Reading this book was an act of magnetism because I’ve been drawn to the Lost Generation writers and their work since I went to Key West in tenth grade to study Ernest Hemingway. The tragedy and drama surrounding these American writers is as addictive to me as the Tudor Dynasty and Elizabethan Era, which I have also studied for years.
The crazier, the better.
Z: A Novel of Zelda Fitzgerald is a work of fiction, but it’s rooted in the well-documented adult life of Zelda and her megalomaniac husband. The story begins with a brief reflection of her privileged childhood in Montgomery, Alabama, the daughter of a judge and member of a high-society family. She had a wild spirit, one that didn’t mesh well with the expectations her parents had for her, so when she met Scott at a party one night, their mutual attraction was too strong to resist.
They didn’t run off and marry immediately, however. Zelda, in either her wisdom or foolishness, I can’t decide, wouldn’t agree to marry Scott until his literary career was officially underway. Talk of writing was very different from actual publishing, so when This Side of Paradise was on its way to print, Zelda finally agreed to marry her beloved novelist in a brief, non-Catholic ceremony at St. Patrick’s Cathedral in New York City.
What transpired after was a whirlwind of drunken, dramatic days and nights which fueled F. Scott Fitzgerald’s short stories and future novels. Zelda was his ultimate muse, even drawing from her personal diary and using her own works of fiction to pad his stories and earn more money for the family. They had one daughter, Scottie, and lived a glamorous expatriate life in Europe alongside Hemingway, Ezra Pound, Gertrude Stein, and others.
Zelda was an original flapper girl, dumping the corset, bobbing her hair, and daring to wear pants. But underneath her boldness was a longing to be treasured and recognized for her own creativity and flair. She may have acted like she didn’t care, but perhaps it was that she cared too deeply. Zelda died tragically in hospital fire, some eight years after Scott died of a heart attack. They lived apart in their last years of life.

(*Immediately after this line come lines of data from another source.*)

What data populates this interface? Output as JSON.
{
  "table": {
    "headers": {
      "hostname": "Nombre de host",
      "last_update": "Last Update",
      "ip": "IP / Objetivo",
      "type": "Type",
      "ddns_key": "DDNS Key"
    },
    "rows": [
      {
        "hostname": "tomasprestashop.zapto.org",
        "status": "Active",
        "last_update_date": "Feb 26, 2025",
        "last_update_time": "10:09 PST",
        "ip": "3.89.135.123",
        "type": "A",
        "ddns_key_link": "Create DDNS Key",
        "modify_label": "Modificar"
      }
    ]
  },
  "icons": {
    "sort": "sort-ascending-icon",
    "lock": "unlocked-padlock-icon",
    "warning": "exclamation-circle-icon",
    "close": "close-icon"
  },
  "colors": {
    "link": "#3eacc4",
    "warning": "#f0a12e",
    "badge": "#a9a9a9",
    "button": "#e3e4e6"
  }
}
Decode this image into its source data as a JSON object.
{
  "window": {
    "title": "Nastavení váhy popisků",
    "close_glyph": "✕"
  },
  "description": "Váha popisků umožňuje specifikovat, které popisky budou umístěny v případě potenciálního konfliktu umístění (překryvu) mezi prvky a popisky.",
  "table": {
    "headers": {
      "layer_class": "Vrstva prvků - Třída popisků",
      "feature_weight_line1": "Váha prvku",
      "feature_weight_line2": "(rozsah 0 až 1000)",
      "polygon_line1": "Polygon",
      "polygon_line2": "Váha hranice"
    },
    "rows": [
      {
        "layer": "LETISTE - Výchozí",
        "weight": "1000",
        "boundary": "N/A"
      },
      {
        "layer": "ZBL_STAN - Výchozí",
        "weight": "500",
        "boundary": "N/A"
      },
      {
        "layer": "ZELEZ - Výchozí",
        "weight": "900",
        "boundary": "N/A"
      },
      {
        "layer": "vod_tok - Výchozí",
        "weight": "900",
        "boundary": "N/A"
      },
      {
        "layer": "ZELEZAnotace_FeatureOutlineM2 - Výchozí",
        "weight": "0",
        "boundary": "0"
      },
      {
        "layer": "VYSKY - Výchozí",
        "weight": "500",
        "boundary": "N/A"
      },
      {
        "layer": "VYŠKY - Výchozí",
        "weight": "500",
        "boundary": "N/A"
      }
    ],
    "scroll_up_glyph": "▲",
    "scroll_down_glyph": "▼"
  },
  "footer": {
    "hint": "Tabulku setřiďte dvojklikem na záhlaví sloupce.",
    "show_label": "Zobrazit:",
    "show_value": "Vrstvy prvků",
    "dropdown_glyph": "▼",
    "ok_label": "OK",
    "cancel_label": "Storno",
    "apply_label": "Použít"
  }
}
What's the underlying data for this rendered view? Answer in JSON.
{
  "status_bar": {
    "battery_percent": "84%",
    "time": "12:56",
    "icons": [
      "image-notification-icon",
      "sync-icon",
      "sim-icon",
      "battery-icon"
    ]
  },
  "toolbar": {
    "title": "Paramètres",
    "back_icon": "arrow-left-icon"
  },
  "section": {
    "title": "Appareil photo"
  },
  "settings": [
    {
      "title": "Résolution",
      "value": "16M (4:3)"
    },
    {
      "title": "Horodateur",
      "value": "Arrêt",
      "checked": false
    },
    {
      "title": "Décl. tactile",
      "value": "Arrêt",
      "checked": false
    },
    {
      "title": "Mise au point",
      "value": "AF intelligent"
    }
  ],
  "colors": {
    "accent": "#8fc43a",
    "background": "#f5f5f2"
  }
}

The Zelda novel is a delight and is a perfect companion to The Paris Wife by Paula McLain, which is a fictional account of the expat experience from Hadley’s point of view, Ernest Hemingway’s first wife. These women endured a mess of trouble on account of their husbands, but neither were without their own personal challenges and problems. Though Zelda’s early diagnosis of schizophrenia was later reframed as bipolar, so little was known about depression in her lifetime, and I wonder how different life could’ve been for her had she received modern medical help.
I highly recommend this book.
On our way home from Destin, Chuck indulged me and stopped in Montgomery so I could visit the Scott and Zelda Fitzgerald Museum. It’s the only museum in the country dedicated to them, and it’s situated in a house where they lived briefly in the 1930s.
Jeremy tagged along with me while Chuck took Jackson on a driving tour of Alabama State University, which is in the adjacent neighborhood. Jeremy isn’t yet familiar with F. Scott Fitzgerald’s work, but after I told him that he’ll be reading a couple of his stories next year, he opted to join me, in spite of his disdain for old houses. (He thinks they’re all haunted.)
The museum is primarily newspaper clippings, personal letters and photos, and a hefty collection of Zelda’s artwork. It would take hours to read everything, so I perused the letters from the time periods I was most interested in, especially whenever Gertrude Stein and Hemingway were mentioned.
Below are first editions of This Side of Paradise, The Great Gatsby, The Beautiful and Damned, and Tender is the Night.
Before leaving I snapped a photo of F. Scott Fitzgerald’s Underwood, which is supposedly what he used when not writing longhand.
I gotta say – that made me smile.